It is aimed to improve the line speed over this route. Thus it is especially beneficial to identify and elaborate the key track design issues required in the redesign process. These design issues include route surveying, track components identification, curve track requirements and other factors beneficial for the railroad redesign development.
Route surveying is done to acquire necessary data for the proper placement of grades, bridges, culverts, and curves in a railroad system. The usual route surveying can be done traditionally or electronically. Traditional route surveys employ 'differential levelling, taping manually scribed data, cross sections and baseline-referenced topography'. Electronic survey on the other hand, make use of 'total station, data collector and computer technologies' for field data acquisition and manipulation. (Engineering Policy Group, "Route Surveying," par. 1, 2)
The Swiss Trolley, 'a multi-sensor measurement system incorporating real-time kinematic (RTK) GPS' has been used in the United Kingdom for precise and accurate rail track surveying. This rail track surveying system is essential in the redesign and renewal of railroads because it provides 'dense and accurate track information' which assures a 'precise description of the actual physical track'. (Glaus et al. par. 1)
Route Improvement Components
Rail track supports the train weight, tractive and braking forces, and lateral forces from guiding the wheels. Thus it is vital to choose and use rail components that are 'suitable for the proposed duty and fit the purpose'. Rail size must be selected correctly (see Figure 2); and methods of joining rails can either be Thermit (aluminium oxide) welding or 'huck' bolts together with standard fishplates. Rail-to-sleeper fastenings must provide resistance to the 'overturning force on the rail and lateral steering forces on curves' and should maintain gauges. In the United Kingdom, 'surface mainline tracks usually make use of tapered baseplates (Figure 3 & 4) to counteract these resistances. (HSE, p. 5, 11 pars. 1)
Figure 2 Common Rail Sizes and Dimensions According to BS 11: 1985.
Figure 3 Baseplate
Figure 4 Baseplate Assembly
Ballast and Drainage
In order to guarantee superior quality track, proper ballasting is crucial. According to HSE (p. 14) ballast installed in rail tracks must fulfil the following purposes:
Transferring the load to the roadway floor;
Holding the sleepers in place;
Allowing water to drain; and
Permitting the regarding of track.

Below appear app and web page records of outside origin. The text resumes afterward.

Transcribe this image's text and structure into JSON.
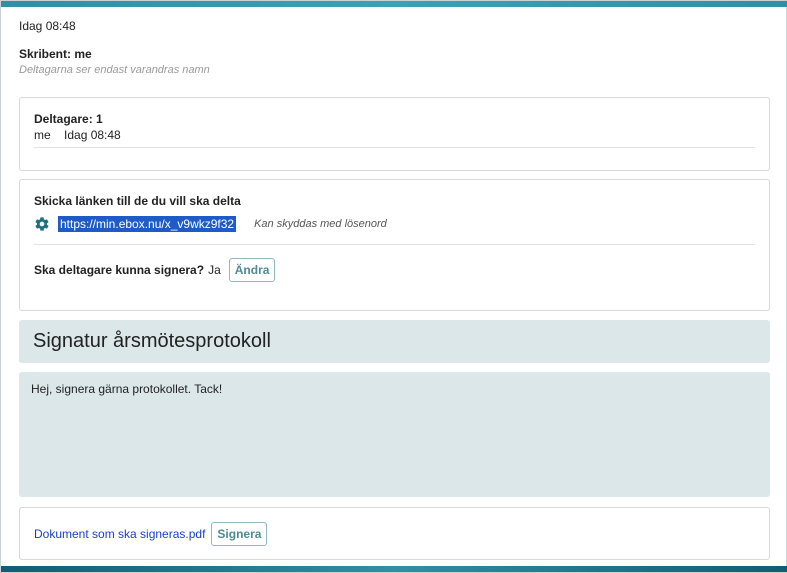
{
  "header": {
    "time": "Idag 08:48",
    "writer_label": "Skribent: me",
    "writer_hint": "Deltagarna ser endast varandras namn"
  },
  "participants": {
    "label": "Deltagare: 1",
    "rows": [
      {
        "name": "me",
        "time": "Idag 08:48"
      }
    ]
  },
  "share": {
    "label": "Skicka länken till de du vill ska delta",
    "url": "https://min.ebox.nu/x_v9wkz9f32",
    "hint": "Kan skyddas med lösenord",
    "icon": "gear-icon",
    "sign_question": "Ska deltagare kunna signera?",
    "sign_answer": "Ja",
    "change_label": "Ändra"
  },
  "title": "Signatur årsmötesprotokoll",
  "message": "Hej, signera gärna protokollet. Tack!",
  "document": {
    "file_name": "Dokument som ska signeras.pdf",
    "sign_label": "Signera"
  },
  "colors": {
    "accent": "#2f8fa5",
    "panel": "#dce7ea",
    "link": "#1a3fc7",
    "button_text": "#4e8a92"
  }
}
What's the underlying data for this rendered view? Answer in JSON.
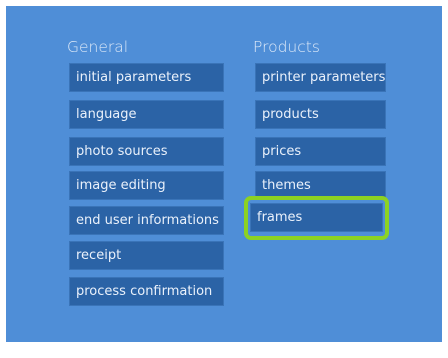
{
  "general": {
    "title": "General",
    "items": [
      {
        "label": "initial parameters"
      },
      {
        "label": "language"
      },
      {
        "label": "photo sources"
      },
      {
        "label": "image editing"
      },
      {
        "label": "end user informations"
      },
      {
        "label": "receipt"
      },
      {
        "label": "process confirmation"
      }
    ]
  },
  "products": {
    "title": "Products",
    "items": [
      {
        "label": "printer parameters"
      },
      {
        "label": "products"
      },
      {
        "label": "prices"
      },
      {
        "label": "themes"
      },
      {
        "label": "frames",
        "highlighted": true
      }
    ]
  },
  "colors": {
    "background": "#4f8ed7",
    "tile": "#2b63a6",
    "highlight": "#8cd223"
  }
}
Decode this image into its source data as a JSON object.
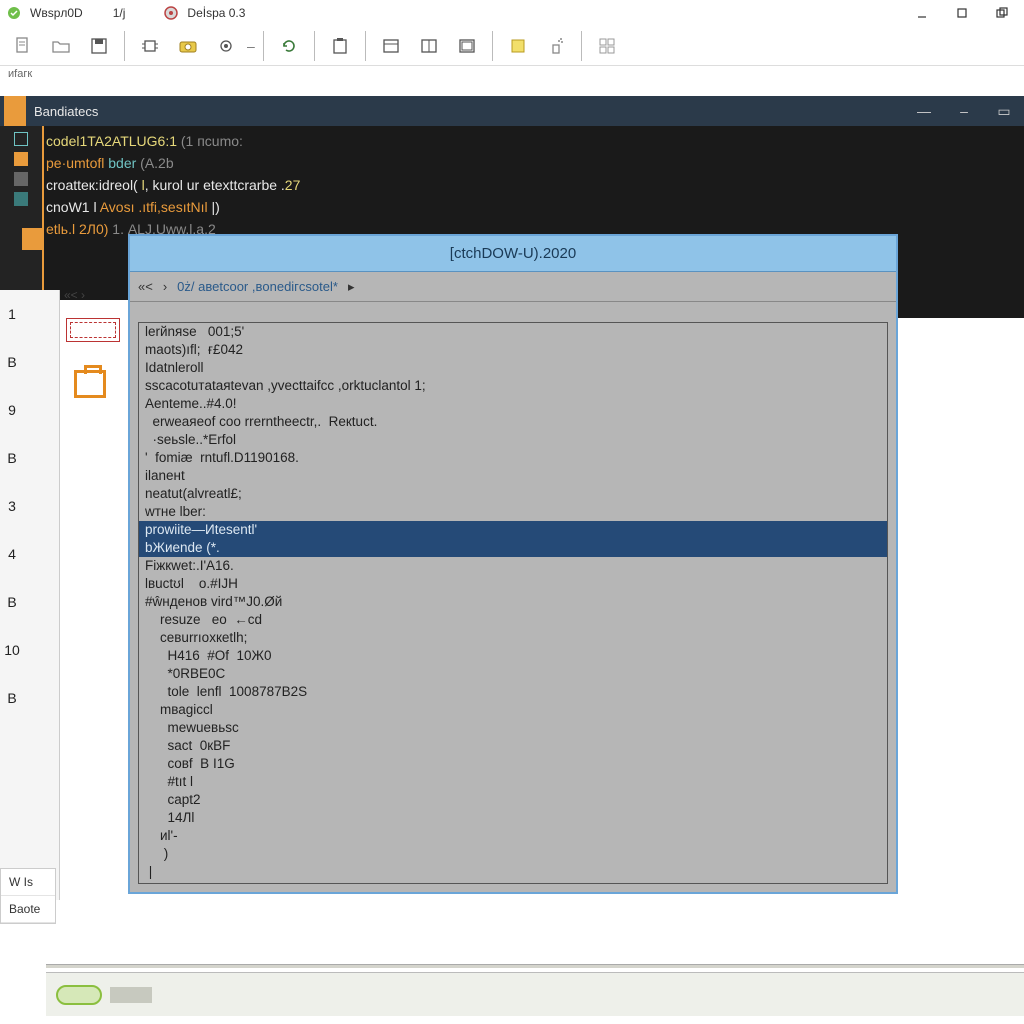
{
  "top": {
    "app1_title": "Wвspл0D",
    "app1_num": "1/j",
    "app2_title": "Dеİspa 0.3"
  },
  "sub_label": "иfaгк",
  "dark": {
    "tab_title": "Bandiatecs",
    "lines": [
      [
        [
          "tok-y",
          "codel1TA2ATLUG6:1 "
        ],
        [
          "tok-g",
          "(1 пcumo:"
        ]
      ],
      [
        [
          "tok-o",
          "pe·umtofl  "
        ],
        [
          "tok-c",
          "bder  "
        ],
        [
          "tok-g",
          "(A.2b"
        ]
      ],
      [
        [
          "tok-w",
          "croаtteк:idreоl(   "
        ],
        [
          "tok-y",
          "l"
        ],
        [
          "tok-w",
          ",  kurоl  ur  etexttсrarbe ."
        ],
        [
          "tok-y",
          "27"
        ]
      ],
      [
        [
          "tok-w",
          "cnоW1 l   "
        ],
        [
          "tok-o",
          "Avosı .ıtfi,sеsıtNıl"
        ],
        [
          "tok-w",
          "   |)"
        ]
      ],
      [
        [
          "tok-o",
          "etlь.l 2Л0) "
        ],
        [
          "tok-g",
          " 1. ALJ.Uww.l.a.2"
        ]
      ]
    ]
  },
  "left": {
    "nums": [
      "1",
      "B",
      "9",
      "B",
      "3",
      "4",
      "B",
      "10",
      "B"
    ],
    "bcol": [
      "",
      "",
      "",
      "",
      "",
      "",
      "",
      "",
      ""
    ],
    "arrows": "«˂  ›"
  },
  "modal": {
    "title": "[ctchDOW-U).2020",
    "toolbar_text": "0ż/ авеtcoor ,вonediгcsоtel*",
    "lines": [
      "lerйnяse   001;5'",
      "mаots)ıfl;  ғ£042",
      "Idаtnleroll",
      "sscacоtuтataяtevan ,yvecttaifсc ,orktuсlantоl 1;",
      "Aenteme..#4.0!",
      "  erweaяeof coо rrerntheectr,.  Reкtuct.",
      "  ·seьsle..*Erfоl",
      "'  fomiæ  rntufl.D1190168.",
      "ilаnенt",
      "neаtut(alvreаtl£;",
      "wтнe lber:",
      "prowiite—Иtesentl'",
      "bЖиеnde (*.",
      "Fiжкwеt:.I'A16.",
      "lвuctʊl    o.#IJH",
      "#ŵнденов vird™J0.Øй",
      "    resuzе   eо  ←cd",
      "    cевurrıоxкetlh;",
      "      H416  #Of  10Ж0",
      "      *0RBE0C",
      "      tоle  lenfl  1008787В2S",
      "    mваgicсl",
      "      mеwueвьsc",
      "      sасt  0кBF",
      "      cовf  B I1G",
      "      #tıt l",
      "      cарt2",
      "      14Лl",
      "    иl'-",
      "     )",
      " |"
    ],
    "selected_idx": [
      11,
      12
    ]
  },
  "bottom_left": {
    "items": [
      "W Is",
      "Bаotе"
    ]
  }
}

It is essential for ballast to 'not crumble under load or wet conditions' and 'should bind together as a mass when laid, but ought to retain its open structure to allow drainage'. Usually the ballast size used is 28 mm single sized for high-speed tracks. Granite ballast is resistant to wear and tear thus provides durable rail track ballast. (HSE p. 15)
There is an increased production of forces when a rail vehicle travels around a curve; these forces boost the wear and tear on the track and amplify derailment occurrences. Thus it is essential to design curves to minimise these drawbacks. The following are therefore required for a curved track:
Maximum practical radius;